is a skill I need to perfect if I choose to continue my education in a doctorial
program somewhere.
Interesting ways your experience relates to previous course work -especially unexpected or conflicting results:
Even though our classes have been a blend of technology and theory I
still think of this degree in terms of creating technology. For me the focus
is always on the theory and then how I will use the technology to implement
the theories. At first I thought I might be way off in my thinking, after all
this is about developing technology, right? Maybe not, in retrospect there is
probably a reason the courses in this graduate degree are a good blend of
theory and technology.
I loved creating our video last year in your class. So I have been
working in Camtasia to create screen casts and videos to include in my
teacher resource website. I have also used a great deal of the theory we

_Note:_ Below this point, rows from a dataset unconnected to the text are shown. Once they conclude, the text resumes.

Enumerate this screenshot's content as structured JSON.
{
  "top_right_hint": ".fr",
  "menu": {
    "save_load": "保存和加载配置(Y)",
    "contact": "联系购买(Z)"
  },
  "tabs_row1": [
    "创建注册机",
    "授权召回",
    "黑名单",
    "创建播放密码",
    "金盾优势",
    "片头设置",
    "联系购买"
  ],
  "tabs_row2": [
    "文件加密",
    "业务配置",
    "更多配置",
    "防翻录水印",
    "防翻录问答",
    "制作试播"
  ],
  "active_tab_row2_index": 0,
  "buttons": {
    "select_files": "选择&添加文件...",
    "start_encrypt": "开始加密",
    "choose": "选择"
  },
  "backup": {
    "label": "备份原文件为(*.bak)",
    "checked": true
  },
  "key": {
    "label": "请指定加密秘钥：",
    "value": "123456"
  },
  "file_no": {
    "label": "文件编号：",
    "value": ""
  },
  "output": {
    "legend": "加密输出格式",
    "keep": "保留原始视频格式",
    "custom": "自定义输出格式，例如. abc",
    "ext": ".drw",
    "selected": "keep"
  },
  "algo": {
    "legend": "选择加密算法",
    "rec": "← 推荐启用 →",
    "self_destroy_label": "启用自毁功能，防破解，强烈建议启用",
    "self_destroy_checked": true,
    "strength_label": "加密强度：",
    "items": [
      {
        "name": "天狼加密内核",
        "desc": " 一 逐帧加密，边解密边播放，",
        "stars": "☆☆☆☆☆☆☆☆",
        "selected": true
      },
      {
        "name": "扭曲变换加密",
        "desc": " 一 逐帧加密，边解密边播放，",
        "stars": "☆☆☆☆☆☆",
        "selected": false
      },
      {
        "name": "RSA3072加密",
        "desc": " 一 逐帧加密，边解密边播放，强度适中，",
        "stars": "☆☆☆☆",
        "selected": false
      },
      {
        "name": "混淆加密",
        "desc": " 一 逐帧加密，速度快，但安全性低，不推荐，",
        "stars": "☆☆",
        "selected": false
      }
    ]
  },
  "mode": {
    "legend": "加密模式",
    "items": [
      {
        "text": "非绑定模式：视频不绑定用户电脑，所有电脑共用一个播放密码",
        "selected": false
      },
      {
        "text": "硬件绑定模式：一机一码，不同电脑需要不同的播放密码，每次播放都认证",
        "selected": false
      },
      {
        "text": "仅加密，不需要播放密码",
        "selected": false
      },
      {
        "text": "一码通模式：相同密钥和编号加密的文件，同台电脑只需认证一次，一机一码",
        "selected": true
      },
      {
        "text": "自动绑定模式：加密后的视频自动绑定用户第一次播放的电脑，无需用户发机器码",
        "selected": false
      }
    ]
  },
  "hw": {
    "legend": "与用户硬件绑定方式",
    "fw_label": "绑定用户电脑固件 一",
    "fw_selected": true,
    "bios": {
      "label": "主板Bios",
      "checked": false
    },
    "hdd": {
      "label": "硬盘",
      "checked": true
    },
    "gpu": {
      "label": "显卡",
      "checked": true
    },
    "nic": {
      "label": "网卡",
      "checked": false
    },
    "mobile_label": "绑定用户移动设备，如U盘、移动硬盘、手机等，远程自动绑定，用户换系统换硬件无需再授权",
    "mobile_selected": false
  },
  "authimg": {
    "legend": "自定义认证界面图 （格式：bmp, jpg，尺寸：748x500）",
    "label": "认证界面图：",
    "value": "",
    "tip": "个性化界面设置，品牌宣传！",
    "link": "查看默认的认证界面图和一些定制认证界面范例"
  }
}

have learned. Much of it just verified my intuitive style of teaching. I am

more mindful of using these theories in a purposeful way. Now when someone
ask why I chose to teach a certain way I can quote the theory from which
the strategy came.
Strong emotions you experienced and why:
The first three emotions that come to mind are panic, frustration, and
relief. I was in a panic because I just could not envision what I wanted to
create. I knew I didn’t want it to be superficial. I wanted to showcase
technology integration with substance. The kind of learning that would
promote higher level thinking yet something that was easy to implement and
would be enjoyable for my students.
The frustration came from trying some of these things out in the
classroom. I would spend lots of time in preparation so that in the classroom
things would go smoothly. I go into class confident I have thought through
every possible pitfall only to dive head first into one that I don’t have a
ready answer for. When you look on the positive side of this experience, it
allows for real world critical thinking and problem solving not only for me but
for my students as well.
The last emotion is relief. This emotion is brought on by the successes
I am finally seeing with the implementation of Google Classroom. Relief that
I have successfully navigated through two school visits: one from Palmetto’s
Finest and the other from Schools that Work; while working on my graduate
degree and being a mom to two very active boys. Relief that I have a final
product I am proud of, one that has the depth required for true student
growth. And finally relief that a much needed break is around the corner and
I can spend a couple of weeks reading mindless fiction.